Web page and app entries:
==============================

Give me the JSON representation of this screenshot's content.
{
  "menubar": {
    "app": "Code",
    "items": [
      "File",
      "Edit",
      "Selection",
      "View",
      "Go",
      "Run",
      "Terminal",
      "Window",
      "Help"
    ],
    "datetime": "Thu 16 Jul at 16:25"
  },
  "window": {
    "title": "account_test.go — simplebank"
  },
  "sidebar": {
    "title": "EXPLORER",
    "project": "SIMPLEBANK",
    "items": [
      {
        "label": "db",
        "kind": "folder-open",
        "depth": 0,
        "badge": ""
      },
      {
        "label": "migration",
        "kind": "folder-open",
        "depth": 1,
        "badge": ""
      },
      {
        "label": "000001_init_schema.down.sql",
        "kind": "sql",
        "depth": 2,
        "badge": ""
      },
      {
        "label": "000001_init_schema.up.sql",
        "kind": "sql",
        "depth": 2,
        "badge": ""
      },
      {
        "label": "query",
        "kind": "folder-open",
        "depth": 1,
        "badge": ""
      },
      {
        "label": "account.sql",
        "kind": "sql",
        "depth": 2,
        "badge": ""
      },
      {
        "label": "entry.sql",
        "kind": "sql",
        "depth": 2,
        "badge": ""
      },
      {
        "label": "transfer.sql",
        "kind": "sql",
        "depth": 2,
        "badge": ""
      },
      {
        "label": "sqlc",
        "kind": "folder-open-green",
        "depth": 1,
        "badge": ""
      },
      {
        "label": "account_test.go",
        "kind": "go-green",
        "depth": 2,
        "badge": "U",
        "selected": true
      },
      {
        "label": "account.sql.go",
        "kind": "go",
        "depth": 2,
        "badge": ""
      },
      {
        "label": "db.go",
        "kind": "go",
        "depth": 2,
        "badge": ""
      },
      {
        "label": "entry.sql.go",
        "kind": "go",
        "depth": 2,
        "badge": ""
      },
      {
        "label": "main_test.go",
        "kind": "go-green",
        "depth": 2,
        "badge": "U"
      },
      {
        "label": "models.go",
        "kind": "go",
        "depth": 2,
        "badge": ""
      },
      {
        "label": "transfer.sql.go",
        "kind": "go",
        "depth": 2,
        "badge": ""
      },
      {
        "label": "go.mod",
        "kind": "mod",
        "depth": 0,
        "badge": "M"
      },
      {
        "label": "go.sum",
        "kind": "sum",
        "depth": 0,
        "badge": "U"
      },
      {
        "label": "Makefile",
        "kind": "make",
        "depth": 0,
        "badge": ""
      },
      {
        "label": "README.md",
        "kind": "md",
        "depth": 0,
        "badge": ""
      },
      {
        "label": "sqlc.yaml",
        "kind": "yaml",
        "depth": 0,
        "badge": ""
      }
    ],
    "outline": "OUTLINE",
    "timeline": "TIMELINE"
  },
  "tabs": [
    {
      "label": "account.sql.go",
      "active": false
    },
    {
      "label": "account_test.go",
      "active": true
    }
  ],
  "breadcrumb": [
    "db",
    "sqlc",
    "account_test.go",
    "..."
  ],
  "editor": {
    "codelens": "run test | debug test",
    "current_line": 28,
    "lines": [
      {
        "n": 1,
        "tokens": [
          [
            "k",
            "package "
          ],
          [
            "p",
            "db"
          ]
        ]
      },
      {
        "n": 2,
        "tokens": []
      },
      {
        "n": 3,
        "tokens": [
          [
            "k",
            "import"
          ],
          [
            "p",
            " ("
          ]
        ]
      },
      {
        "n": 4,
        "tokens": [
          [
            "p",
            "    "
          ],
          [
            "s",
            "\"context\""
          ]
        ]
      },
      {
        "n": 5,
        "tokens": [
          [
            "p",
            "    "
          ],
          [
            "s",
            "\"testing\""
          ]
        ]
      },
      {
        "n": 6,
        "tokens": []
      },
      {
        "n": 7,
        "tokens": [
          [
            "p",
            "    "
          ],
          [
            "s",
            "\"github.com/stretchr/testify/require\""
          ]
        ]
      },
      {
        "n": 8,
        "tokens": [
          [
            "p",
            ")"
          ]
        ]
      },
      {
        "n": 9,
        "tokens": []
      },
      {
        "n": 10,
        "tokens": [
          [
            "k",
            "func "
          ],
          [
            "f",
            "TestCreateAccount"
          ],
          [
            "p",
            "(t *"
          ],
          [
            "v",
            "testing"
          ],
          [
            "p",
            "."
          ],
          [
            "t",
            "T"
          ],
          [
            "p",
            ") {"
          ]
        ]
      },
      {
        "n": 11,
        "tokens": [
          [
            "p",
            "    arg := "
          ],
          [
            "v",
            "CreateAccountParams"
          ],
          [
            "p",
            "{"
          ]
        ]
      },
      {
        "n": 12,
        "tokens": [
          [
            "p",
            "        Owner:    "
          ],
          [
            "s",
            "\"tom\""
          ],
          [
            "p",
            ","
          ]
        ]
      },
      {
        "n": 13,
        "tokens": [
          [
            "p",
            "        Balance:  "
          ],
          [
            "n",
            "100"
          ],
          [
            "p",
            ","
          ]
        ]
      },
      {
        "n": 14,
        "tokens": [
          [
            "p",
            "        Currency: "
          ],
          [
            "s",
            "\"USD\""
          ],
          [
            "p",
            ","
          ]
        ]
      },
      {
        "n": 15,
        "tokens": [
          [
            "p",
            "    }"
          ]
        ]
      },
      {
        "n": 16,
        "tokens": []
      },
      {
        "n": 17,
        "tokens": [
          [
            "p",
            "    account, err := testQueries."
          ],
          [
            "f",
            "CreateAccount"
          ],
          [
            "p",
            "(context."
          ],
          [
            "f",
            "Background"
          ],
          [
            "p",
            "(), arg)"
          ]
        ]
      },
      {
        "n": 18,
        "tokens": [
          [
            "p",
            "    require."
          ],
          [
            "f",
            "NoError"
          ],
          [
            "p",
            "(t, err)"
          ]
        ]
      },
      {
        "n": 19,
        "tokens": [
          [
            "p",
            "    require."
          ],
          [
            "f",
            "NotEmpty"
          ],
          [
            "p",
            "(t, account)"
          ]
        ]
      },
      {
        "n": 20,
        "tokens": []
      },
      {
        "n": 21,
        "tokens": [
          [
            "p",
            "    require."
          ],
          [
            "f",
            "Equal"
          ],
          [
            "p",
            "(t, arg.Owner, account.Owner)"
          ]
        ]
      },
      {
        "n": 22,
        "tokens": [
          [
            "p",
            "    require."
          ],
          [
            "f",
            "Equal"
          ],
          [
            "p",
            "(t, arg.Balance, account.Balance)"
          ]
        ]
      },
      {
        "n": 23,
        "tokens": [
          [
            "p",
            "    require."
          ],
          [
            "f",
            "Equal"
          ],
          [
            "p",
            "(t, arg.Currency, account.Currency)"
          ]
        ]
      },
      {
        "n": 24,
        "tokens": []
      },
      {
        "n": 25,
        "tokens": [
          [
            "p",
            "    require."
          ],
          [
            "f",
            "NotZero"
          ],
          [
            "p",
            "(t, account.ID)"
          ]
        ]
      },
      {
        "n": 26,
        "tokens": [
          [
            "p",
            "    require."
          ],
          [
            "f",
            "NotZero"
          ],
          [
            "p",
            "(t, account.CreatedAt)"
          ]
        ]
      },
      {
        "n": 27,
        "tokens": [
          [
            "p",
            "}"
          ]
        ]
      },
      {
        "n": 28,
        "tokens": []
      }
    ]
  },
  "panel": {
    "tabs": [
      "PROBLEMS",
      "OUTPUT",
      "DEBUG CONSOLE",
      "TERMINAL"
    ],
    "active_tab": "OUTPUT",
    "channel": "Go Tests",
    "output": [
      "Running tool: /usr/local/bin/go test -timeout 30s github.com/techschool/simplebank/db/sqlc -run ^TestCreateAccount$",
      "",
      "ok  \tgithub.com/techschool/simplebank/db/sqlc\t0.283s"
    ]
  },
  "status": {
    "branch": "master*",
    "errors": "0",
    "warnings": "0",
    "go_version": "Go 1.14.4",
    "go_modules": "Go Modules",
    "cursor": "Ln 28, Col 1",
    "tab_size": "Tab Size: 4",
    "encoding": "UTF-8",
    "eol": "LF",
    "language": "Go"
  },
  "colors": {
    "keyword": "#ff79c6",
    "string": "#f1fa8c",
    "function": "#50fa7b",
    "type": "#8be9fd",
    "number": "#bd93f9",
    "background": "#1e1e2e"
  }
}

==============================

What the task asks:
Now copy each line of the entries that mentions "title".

Task output:
    "title": "account_test.go — simplebank"
    "title": "EXPLORER",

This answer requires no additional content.